Another change that has not gone unnoticed is the steady rise in undergraduate applications for January admission over the last several years. In response, the Office of Admissions is promoting the Fast Track to York program which offers on-the-spot admission to eligible applicants with complete supporting documentation. The service was made available on Wednesdays in the late fall and goes on-site at Centennial, Georgian, Humber and Seneca Colleges on selected dates this spring.

Tweets, Facebook fans and other interactive apps

York’s Admissions team is also fully engaged with communicating to prospective students using social media channels such as online chats, Facebook, interactive “apps” and Twitter. This year, the new Student E-Ambassador Team was created to increase the frequency and quality of online peer mentoring via blogs and other interactive media. An early December E-Party for prospective students drew 500 registrants who chatted with the whole recruitment team, admissions experts, students, Faculty representatives and service area staff.

Such “armchair” recruitment initiatives are especially important for out-of-province and international applicants who typically do not have an opportunity to see the campus before the first day of classes. “It’s crucial to provide a means of connection that our applicant demographics feel comfortable using,” explains Donna Cope, director of print & E-media communications.

Campus tours and visits highlight the University

This fall, more than 6,000 students visited York for on-campus tours, class visits, specially designed Saturdays @ York events and for York’s most well-attended Fall Campus Day ever. “Our on-campus programs stand out with their highly interactive content, program-targeted Faculty involvement and well-trained ambassadors and tour guides,” says Shelby Verboven, manager of on-campus recruitment & special events.

Above: Students enter Vari Hall for the start of York’s Fall Campus Day

Another initiative is the annual Circle of Scholars program which targets top-achieving applicants. The program provides perks including an offer of admission hand-delivered by a recruiter who will then sit with the student and their family to discuss their study options at York and an exclusive breakfast during Spring Gala, where students have the opportunity to network with the President, professors, Faculty deans and current top students.

The Bridging the GAP program for students interested in deferring admission to York for one year after high school is another made-in-York solution. Students granted a deferral retain their admitted status (and entrance scholarship, if eligible) at York for up to one year with the added bonus of special perks such as guaranteed residence, including preferred application to the international Global House residence program, a special “welcome home” reception and an exclusive e-chat for GAP-year students. Prior to starting their studies at York, GAP students are provided with tips and advice about making the most of a gap experience – from personal skill development workshops to resources about volunteerism and travel abroad opportunities.

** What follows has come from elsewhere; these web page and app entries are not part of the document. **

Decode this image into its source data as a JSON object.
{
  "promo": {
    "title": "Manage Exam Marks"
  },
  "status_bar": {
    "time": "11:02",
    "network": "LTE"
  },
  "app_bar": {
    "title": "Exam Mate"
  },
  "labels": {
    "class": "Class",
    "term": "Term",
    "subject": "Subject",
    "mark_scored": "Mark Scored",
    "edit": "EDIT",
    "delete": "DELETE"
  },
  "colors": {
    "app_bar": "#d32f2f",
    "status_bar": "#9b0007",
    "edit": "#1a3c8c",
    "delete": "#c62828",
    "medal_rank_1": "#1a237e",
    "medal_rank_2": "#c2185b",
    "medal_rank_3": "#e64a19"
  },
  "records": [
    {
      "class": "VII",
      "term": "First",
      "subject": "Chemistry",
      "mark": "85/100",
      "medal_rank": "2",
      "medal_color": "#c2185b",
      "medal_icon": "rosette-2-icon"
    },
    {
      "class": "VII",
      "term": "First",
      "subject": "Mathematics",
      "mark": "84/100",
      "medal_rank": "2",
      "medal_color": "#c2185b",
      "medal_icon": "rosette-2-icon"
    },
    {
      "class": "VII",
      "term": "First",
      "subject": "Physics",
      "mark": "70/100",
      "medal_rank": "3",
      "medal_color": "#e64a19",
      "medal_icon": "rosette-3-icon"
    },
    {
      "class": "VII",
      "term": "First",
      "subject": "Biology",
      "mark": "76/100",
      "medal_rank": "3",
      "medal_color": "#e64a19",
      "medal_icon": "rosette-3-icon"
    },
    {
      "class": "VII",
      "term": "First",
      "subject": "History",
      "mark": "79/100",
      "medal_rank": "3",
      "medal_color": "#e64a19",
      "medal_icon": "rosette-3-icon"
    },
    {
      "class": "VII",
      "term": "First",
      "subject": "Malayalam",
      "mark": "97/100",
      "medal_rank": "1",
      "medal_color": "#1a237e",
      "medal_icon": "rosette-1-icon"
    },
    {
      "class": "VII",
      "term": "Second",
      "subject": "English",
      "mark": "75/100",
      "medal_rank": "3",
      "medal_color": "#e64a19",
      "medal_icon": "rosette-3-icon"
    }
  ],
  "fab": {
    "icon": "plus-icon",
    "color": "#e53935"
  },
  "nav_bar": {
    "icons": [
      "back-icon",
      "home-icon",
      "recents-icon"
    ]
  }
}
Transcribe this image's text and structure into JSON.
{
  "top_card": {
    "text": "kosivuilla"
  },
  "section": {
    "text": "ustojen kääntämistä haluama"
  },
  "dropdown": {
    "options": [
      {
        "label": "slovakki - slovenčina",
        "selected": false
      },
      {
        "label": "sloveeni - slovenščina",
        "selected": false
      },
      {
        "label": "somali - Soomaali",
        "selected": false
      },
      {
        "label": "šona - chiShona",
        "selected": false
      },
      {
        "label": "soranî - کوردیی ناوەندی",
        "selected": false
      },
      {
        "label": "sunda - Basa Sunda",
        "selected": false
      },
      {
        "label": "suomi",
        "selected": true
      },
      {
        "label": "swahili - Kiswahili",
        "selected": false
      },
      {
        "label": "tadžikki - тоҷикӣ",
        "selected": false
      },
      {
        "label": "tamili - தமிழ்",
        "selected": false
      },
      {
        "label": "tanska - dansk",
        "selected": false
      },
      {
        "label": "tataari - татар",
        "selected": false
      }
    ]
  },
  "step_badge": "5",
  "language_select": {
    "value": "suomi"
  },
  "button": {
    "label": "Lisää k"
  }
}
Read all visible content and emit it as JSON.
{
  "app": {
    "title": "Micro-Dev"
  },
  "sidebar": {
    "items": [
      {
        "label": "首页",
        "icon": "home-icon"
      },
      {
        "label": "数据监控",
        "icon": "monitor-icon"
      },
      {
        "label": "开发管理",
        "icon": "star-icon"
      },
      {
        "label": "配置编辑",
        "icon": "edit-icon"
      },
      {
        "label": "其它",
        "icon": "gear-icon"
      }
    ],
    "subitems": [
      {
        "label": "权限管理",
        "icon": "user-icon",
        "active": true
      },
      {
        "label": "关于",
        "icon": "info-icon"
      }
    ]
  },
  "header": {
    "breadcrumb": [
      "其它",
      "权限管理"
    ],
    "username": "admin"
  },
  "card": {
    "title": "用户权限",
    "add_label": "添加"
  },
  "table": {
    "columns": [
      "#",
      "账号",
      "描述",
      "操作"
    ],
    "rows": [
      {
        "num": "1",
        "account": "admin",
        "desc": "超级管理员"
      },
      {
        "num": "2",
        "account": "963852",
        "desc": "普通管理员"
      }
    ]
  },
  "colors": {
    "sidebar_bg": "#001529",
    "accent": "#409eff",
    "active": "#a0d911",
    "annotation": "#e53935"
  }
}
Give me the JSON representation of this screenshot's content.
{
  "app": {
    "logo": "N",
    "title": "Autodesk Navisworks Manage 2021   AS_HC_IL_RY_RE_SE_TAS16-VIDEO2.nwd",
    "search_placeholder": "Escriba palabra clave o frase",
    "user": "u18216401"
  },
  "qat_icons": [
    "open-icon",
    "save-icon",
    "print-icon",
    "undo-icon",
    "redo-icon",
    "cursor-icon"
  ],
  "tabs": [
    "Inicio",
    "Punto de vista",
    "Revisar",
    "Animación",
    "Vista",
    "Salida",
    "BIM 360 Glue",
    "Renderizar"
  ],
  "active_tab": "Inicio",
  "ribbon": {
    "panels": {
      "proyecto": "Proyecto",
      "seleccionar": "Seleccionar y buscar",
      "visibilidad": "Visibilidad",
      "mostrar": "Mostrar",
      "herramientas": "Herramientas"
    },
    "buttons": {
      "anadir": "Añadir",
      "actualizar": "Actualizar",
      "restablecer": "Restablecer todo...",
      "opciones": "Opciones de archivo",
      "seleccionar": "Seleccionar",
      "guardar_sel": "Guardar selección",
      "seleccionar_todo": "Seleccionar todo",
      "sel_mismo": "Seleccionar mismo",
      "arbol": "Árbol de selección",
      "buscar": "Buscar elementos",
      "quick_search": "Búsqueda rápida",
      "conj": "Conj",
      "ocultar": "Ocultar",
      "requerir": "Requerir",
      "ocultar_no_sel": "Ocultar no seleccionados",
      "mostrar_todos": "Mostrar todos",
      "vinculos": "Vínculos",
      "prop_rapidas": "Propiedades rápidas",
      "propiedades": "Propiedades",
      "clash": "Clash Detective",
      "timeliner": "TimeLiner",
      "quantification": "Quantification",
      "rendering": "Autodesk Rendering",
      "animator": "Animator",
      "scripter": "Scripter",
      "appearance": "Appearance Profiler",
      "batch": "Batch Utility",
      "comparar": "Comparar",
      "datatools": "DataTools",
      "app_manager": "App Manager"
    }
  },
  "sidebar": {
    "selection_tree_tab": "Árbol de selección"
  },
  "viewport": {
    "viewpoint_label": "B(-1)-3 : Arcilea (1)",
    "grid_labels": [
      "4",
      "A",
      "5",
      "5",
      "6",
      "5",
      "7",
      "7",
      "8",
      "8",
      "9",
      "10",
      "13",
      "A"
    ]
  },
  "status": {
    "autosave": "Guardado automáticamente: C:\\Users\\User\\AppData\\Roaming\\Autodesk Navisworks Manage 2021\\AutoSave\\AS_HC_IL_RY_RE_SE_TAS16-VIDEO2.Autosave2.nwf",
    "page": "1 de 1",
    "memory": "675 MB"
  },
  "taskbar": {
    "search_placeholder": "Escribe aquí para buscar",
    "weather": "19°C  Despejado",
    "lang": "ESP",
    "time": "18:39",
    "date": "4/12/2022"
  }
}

Right: Some of York’s intrepid student volunteers at Fall Campus Day

“York has recognized that many students who choose to take time for work or travel prior to starting university weren’t really being serviced by the Ontario system,” explains Withers. “Our hope is that this program will keep the door open.”

Newly launched as a pilot last year and continuing throughout this cycle is York’s Alumni Families program which recognizes families who choose to make York a part of their family tradition. York alumni can sign up their child or grandchild who is applying for admission. Families receive a selection of special services including a customized private campus tour, a special admission package filled with York goodies, access to a personal admissions counsellor and opportunities for scholarships geared specifically for alumni families.

Ontario students can choose from 21 universities in their province alone and it is a competitive marketplace where universities strive to find the best ways to connect with future students and their families. Through multiple activities and new tactics every year, York University’s recruitment team works to ensure that undergraduate enrolment targets are met and the quality of the incoming class is strong.